And, for creating visual text, capturing different types of shots (interpreting a written text) on mobile phones, then repeating the voicethread approach works well to make the link between making and creating meaning.

Other news

ICTs in English NZ blog
I will be posting all of the ICTs in English weekly updates (Including all past updates from 2010) on the ICTs in English NZ blog.
Feel free to join the conversation!

New look English Online
Make sure you check out the new look English Online!

ICTs in English Workshop wiki
Also, if you want to check out what went down at the ICTs in English Workshop at Kohia Teachers Centre that took place today, feel free to check out our wiki (feel free to join in with our Google doc, Answergarden or Wallwisher discussions).

Saturday, 27 February 2010

"I don’t think English is being dumbed down..."

“I don’t think English is being dumbed down, it’s evolving and changing to suit people today, ultimately it’s about communicating ideas, it’s quite cool I can text a friend and I can read some Shakespeare and exactly the same sorts of ideas can be communicated in an entirely different way but ultimately they can all be effective if they are done well” ( Maria English, Student).

This statement from student Maria English caught my attention when she was interviewed a few weeks ago on TV3 ( see full interview ). In conjunction with some other current conversations in education, I have been wondering about what it means to be literate in 2010 in the context of teaching and learning?

• What are our beliefs about the impact of emerging communication technologies?
• Do our actions acknowledge changing perceptions of literacy? How are these reflected in our practice?
• What are we doing that demonstrates pedagogy in a participatory culture?
• If we want our students to be able to read, write and do maths in order to access the New Zealand Curriculum, how are we acknowledging the value of the a fore mentioned? (NZC, p.36, 2007)

What would be our expectations of a literate student (at any level) if, as teachers, we recognise and acknowledge the impact of information and communication technologies? How might this influence the way you teach?

"What is important (and therefore worth spending time on), given where my students are at?" ( NZC, 2007).

Do we need to be asking the question, what does it mean to be multiliterate in 2010?

Just saw this video on a post from Rachel Boyd , "State of the Internet", difficult to ignore the implications!

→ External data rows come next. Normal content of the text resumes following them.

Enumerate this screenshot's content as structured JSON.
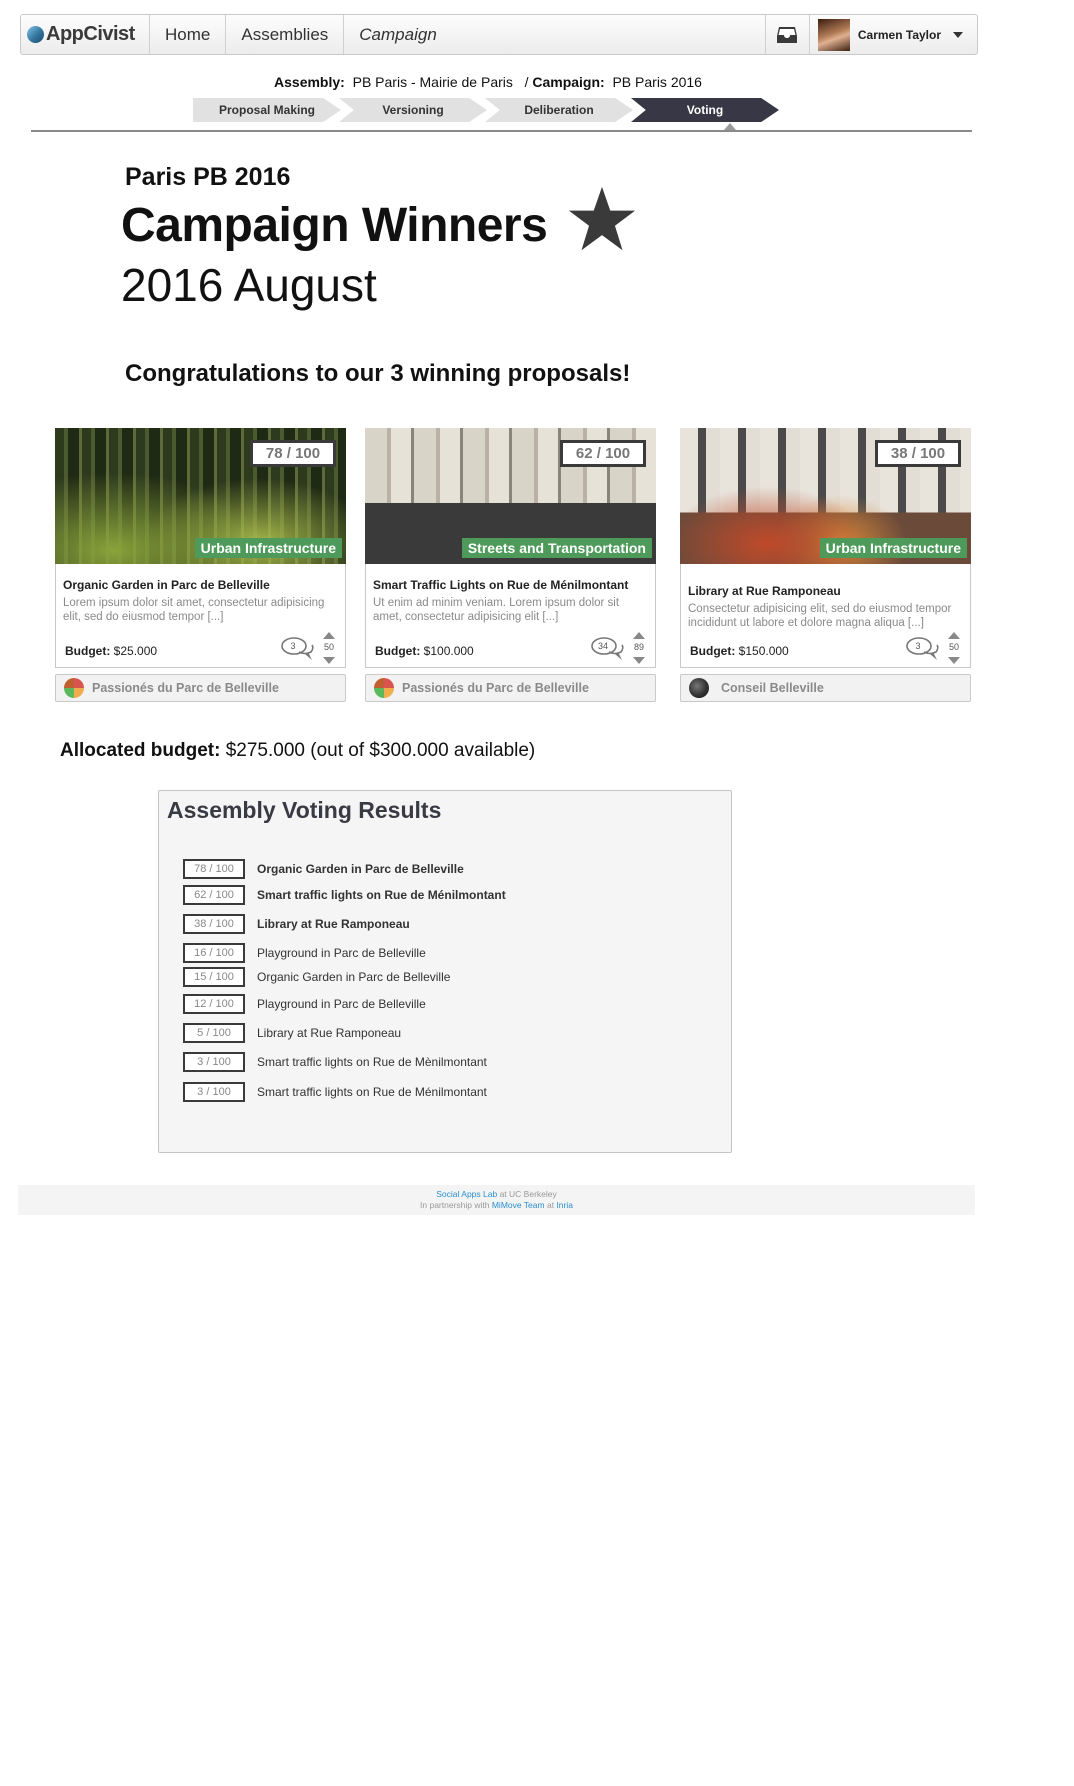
{
  "nav": {
    "logo_text": "AppCivist",
    "home": "Home",
    "assemblies": "Assemblies",
    "campaign": "Campaign",
    "user_name": "Carmen Taylor"
  },
  "breadcrumb": {
    "assembly_label": "Assembly:",
    "assembly_value": "PB Paris - Mairie de Paris",
    "separator": "/",
    "campaign_label": "Campaign:",
    "campaign_value": "PB Paris 2016"
  },
  "stages": [
    {
      "label": "Proposal Making",
      "current": false
    },
    {
      "label": "Versioning",
      "current": false
    },
    {
      "label": "Deliberation",
      "current": false
    },
    {
      "label": "Voting",
      "current": true
    }
  ],
  "header": {
    "campaign_name": "Paris PB 2016",
    "title": "Campaign Winners",
    "subtitle": "2016 August",
    "congrats": "Congratulations to our 3 winning proposals!"
  },
  "cards": [
    {
      "score": "78 / 100",
      "tag": "Urban Infrastructure",
      "title": "Organic Garden in Parc de Belleville",
      "description": "Lorem ipsum dolor sit amet, consectetur adipisicing elit, sed do eiusmod tempor [...]",
      "budget_label": "Budget:",
      "budget_value": "$25.000",
      "comments": "3",
      "votes": "50",
      "group": "Passionés du Parc de Belleville"
    },
    {
      "score": "62 / 100",
      "tag": "Streets and Transportation",
      "title": "Smart Traffic Lights on Rue de Ménilmontant",
      "description": "Ut enim ad minim veniam. Lorem ipsum dolor sit amet, consectetur adipisicing elit [...]",
      "budget_label": "Budget:",
      "budget_value": "$100.000",
      "comments": "34",
      "votes": "89",
      "group": "Passionés du Parc de Belleville"
    },
    {
      "score": "38 / 100",
      "tag": "Urban Infrastructure",
      "title": "Library at Rue Ramponeau",
      "description": "Consectetur adipisicing elit, sed do eiusmod tempor incididunt ut labore et dolore magna aliqua [...]",
      "budget_label": "Budget:",
      "budget_value": "$150.000",
      "comments": "3",
      "votes": "50",
      "group": "Conseil Belleville"
    }
  ],
  "allocated": {
    "label": "Allocated budget:",
    "value": "$275.000 (out of $300.000 available)"
  },
  "results": {
    "title": "Assembly Voting Results",
    "rows": [
      {
        "score": "78 / 100",
        "name": "Organic Garden in Parc de Belleville",
        "winner": true
      },
      {
        "score": "62 / 100",
        "name": "Smart traffic lights on Rue de Ménilmontant",
        "winner": true
      },
      {
        "score": "38 / 100",
        "name": "Library at Rue Ramponeau",
        "winner": true
      },
      {
        "score": "16 / 100",
        "name": "Playground in Parc de Belleville",
        "winner": false
      },
      {
        "score": "15 / 100",
        "name": "Organic Garden in Parc de Belleville",
        "winner": false
      },
      {
        "score": "12 / 100",
        "name": "Playground in Parc de Belleville",
        "winner": false
      },
      {
        "score": "5 / 100",
        "name": "Library at Rue Ramponeau",
        "winner": false
      },
      {
        "score": "3 / 100",
        "name": "Smart traffic lights on Rue de Mènilmontant",
        "winner": false
      },
      {
        "score": "3 / 100",
        "name": "Smart traffic lights on Rue de Ménilmontant",
        "winner": false
      }
    ]
  },
  "footer": {
    "lab_link": "Social Apps Lab",
    "lab_suffix": "at UC Berkeley",
    "partner_prefix": "In partnership with",
    "partner_link": "MiMove Team",
    "partner_at": "at",
    "inria_link": "Inria"
  },
  "colors": {
    "current_stage": "#383746",
    "tag_green": "#4e9a5a",
    "link_blue": "#2a8fcf"
  }
}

Also see a related post on this blog by Rochelle Jensen Breathing E-Learning Into The Draft Literacy Progressions.

"Just as reading was made necessary by the printing press and arithmetic by the introduction of money so computer technologies are changing the very ways we think and make sense of the world" (Rethinking Education in the Age of Technology, Collins and Richard, 2009).

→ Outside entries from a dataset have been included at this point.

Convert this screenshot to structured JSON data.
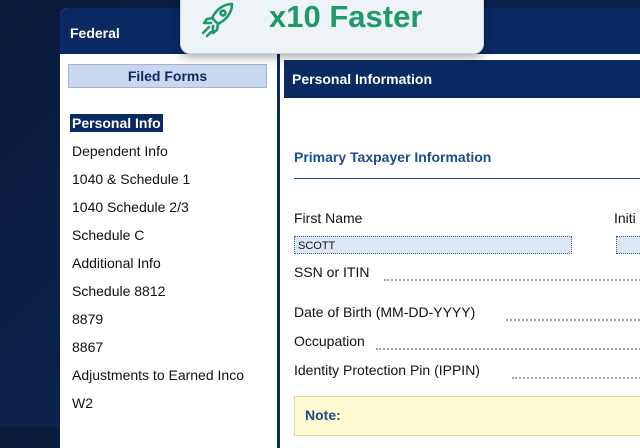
{
  "window": {
    "title": "Federal"
  },
  "badge": {
    "text": "x10 Faster",
    "icon": "rocket-icon",
    "color": "#1e9968"
  },
  "sidebar": {
    "header": "Filed Forms",
    "items": [
      {
        "label": "Personal Info",
        "active": true
      },
      {
        "label": "Dependent Info"
      },
      {
        "label": "1040 & Schedule 1"
      },
      {
        "label": "1040 Schedule 2/3"
      },
      {
        "label": "Schedule C"
      },
      {
        "label": "Additional Info"
      },
      {
        "label": "Schedule 8812"
      },
      {
        "label": "8879"
      },
      {
        "label": "8867"
      },
      {
        "label": "Adjustments to Earned Inco"
      },
      {
        "label": "W2"
      }
    ]
  },
  "main": {
    "header": "Personal Information",
    "section_title": "Primary Taxpayer Information",
    "first_name": {
      "label": "First Name",
      "value": "SCOTT"
    },
    "initial": {
      "label": "Initi"
    },
    "ssn": {
      "label": "SSN or ITIN"
    },
    "dob": {
      "label": "Date of Birth (MM-DD-YYYY)"
    },
    "occupation": {
      "label": "Occupation"
    },
    "ippin": {
      "label": "Identity Protection Pin (IPPIN)"
    },
    "note": {
      "label": "Note:"
    }
  },
  "colors": {
    "navy": "#0b2a63",
    "section_blue": "#1d4d8f",
    "field_bg": "#dde6f5",
    "note_bg": "#fdfbd2"
  }
}
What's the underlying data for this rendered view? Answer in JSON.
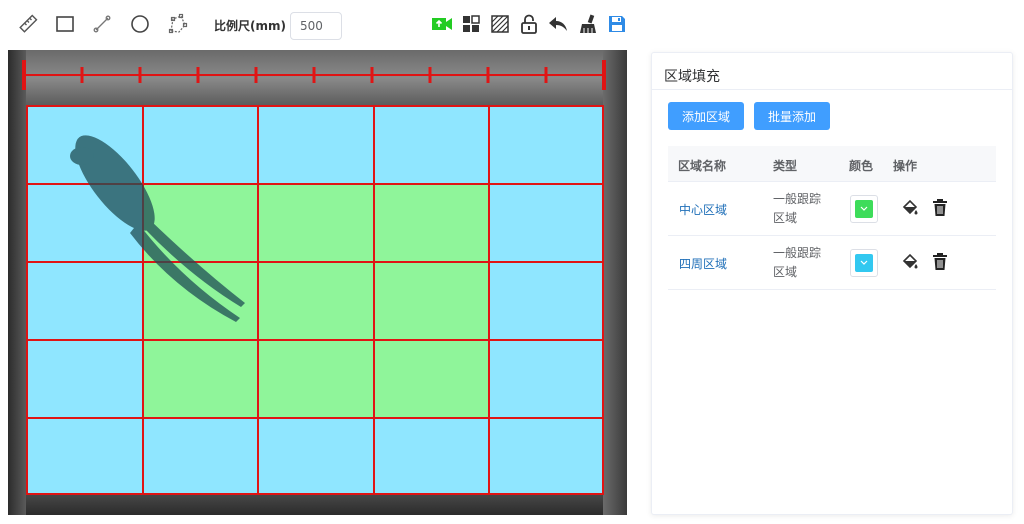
{
  "toolbar": {
    "scale_label": "比例尺(mm)",
    "scale_value": "500",
    "tools_left": [
      {
        "name": "ruler-icon"
      },
      {
        "name": "rectangle-icon"
      },
      {
        "name": "line-icon"
      },
      {
        "name": "circle-icon"
      },
      {
        "name": "polygon-icon"
      }
    ],
    "tools_right": [
      {
        "name": "video-upload-icon",
        "color": "#22cc22"
      },
      {
        "name": "layout-grid-icon"
      },
      {
        "name": "hatch-pattern-icon"
      },
      {
        "name": "unlock-icon"
      },
      {
        "name": "undo-icon"
      },
      {
        "name": "clear-brush-icon"
      },
      {
        "name": "save-icon",
        "color": "#2f8be6"
      }
    ]
  },
  "viewport": {
    "grid_color": "#e01414",
    "ruler_color": "#e01414",
    "rows": 5,
    "cols": 5,
    "cells": [
      [
        "outer",
        "outer",
        "outer",
        "outer",
        "outer"
      ],
      [
        "outer",
        "center",
        "center",
        "center",
        "outer"
      ],
      [
        "outer",
        "center",
        "center",
        "center",
        "outer"
      ],
      [
        "outer",
        "center",
        "center",
        "center",
        "outer"
      ],
      [
        "outer",
        "outer",
        "outer",
        "outer",
        "outer"
      ]
    ],
    "colors": {
      "outer": "#8fe6ff",
      "center": "#8ff59a"
    }
  },
  "panel": {
    "title": "区域填充",
    "add_button": "添加区域",
    "batch_button": "批量添加",
    "columns": {
      "name": "区域名称",
      "type": "类型",
      "color": "颜色",
      "actions": "操作"
    },
    "rows": [
      {
        "name": "中心区域",
        "type": "一般跟踪区域",
        "color": "#3ddc5a"
      },
      {
        "name": "四周区域",
        "type": "一般跟踪区域",
        "color": "#32c8f0"
      }
    ]
  }
}
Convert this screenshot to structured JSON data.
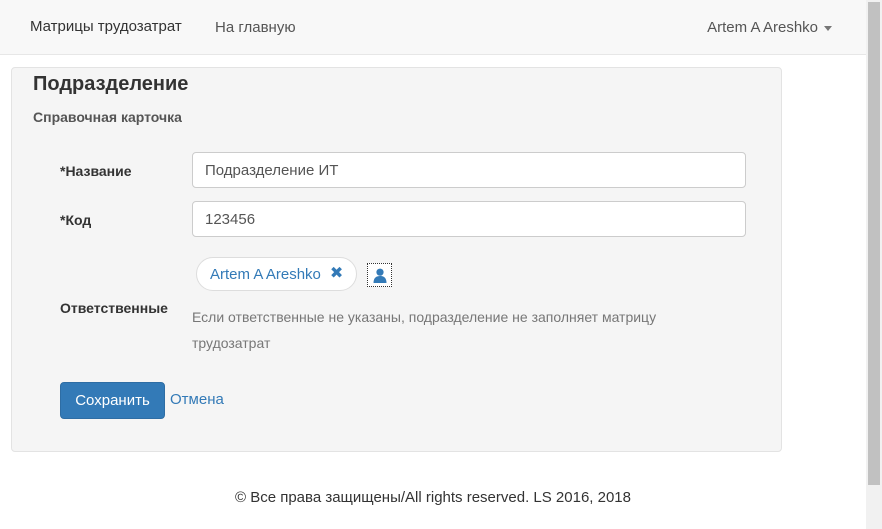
{
  "navbar": {
    "brand": "Матрицы трудозатрат",
    "home_link": "На главную",
    "user_name": "Artem A Areshko"
  },
  "panel": {
    "title": "Подразделение",
    "subtitle": "Справочная карточка"
  },
  "form": {
    "name_label": "*Название",
    "name_value": "Подразделение ИТ",
    "code_label": "*Код",
    "code_value": "123456",
    "responsible_label": "Ответственные",
    "responsible_tag": "Artem A Areshko",
    "responsible_hint": "Если ответственные не указаны, подразделение не заполняет матрицу трудозатрат"
  },
  "actions": {
    "save_label": "Сохранить",
    "cancel_label": "Отмена"
  },
  "footer": {
    "text": "© Все права защищены/All rights reserved. LS 2016, 2018"
  },
  "icons": {
    "tag_remove": "close-icon",
    "pick_user": "user-icon",
    "dropdown": "caret-down-icon"
  },
  "colors": {
    "primary": "#337ab7",
    "navbar_bg": "#f8f8f8",
    "panel_bg": "#f5f5f5"
  }
}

Wednesday, 10 February 2010

ICT in English List Serv is back!

The ICT in English list serv, that gave rise to this blog back in June 2007, is back!

The community will be facilitated by Phil Coogan and you are invited to "introduce yourself, share what you are doing – or would like to be doing – with ICTs approaches to e-learning in your English/literacy programmes". I recommend that at the very minimum you subscribe to the list...lurking in these communities
is good! There are also lots of opportunities to contribute through the list and the blog when you are feeling inspired, need answers or want to make connections.

To join the list
:

1. Visit: http://englishonline.tki.org.nz/English-Online/Interact
2. Select which of the above 6 communities you wish to subscribe to (you can subscribe to as many as you like)
3. Enter your name and email address in the box
4. Press “Subscribe”
5.Check your email inbox for a welcome email
6. Start sharing ideas, requesting help and resources and establishing professional relationships with your English/ESOL/Literacy colleagues


Attribution: Image: 'envelope' http://www.flickr.com/photos/98624608@N00/75699271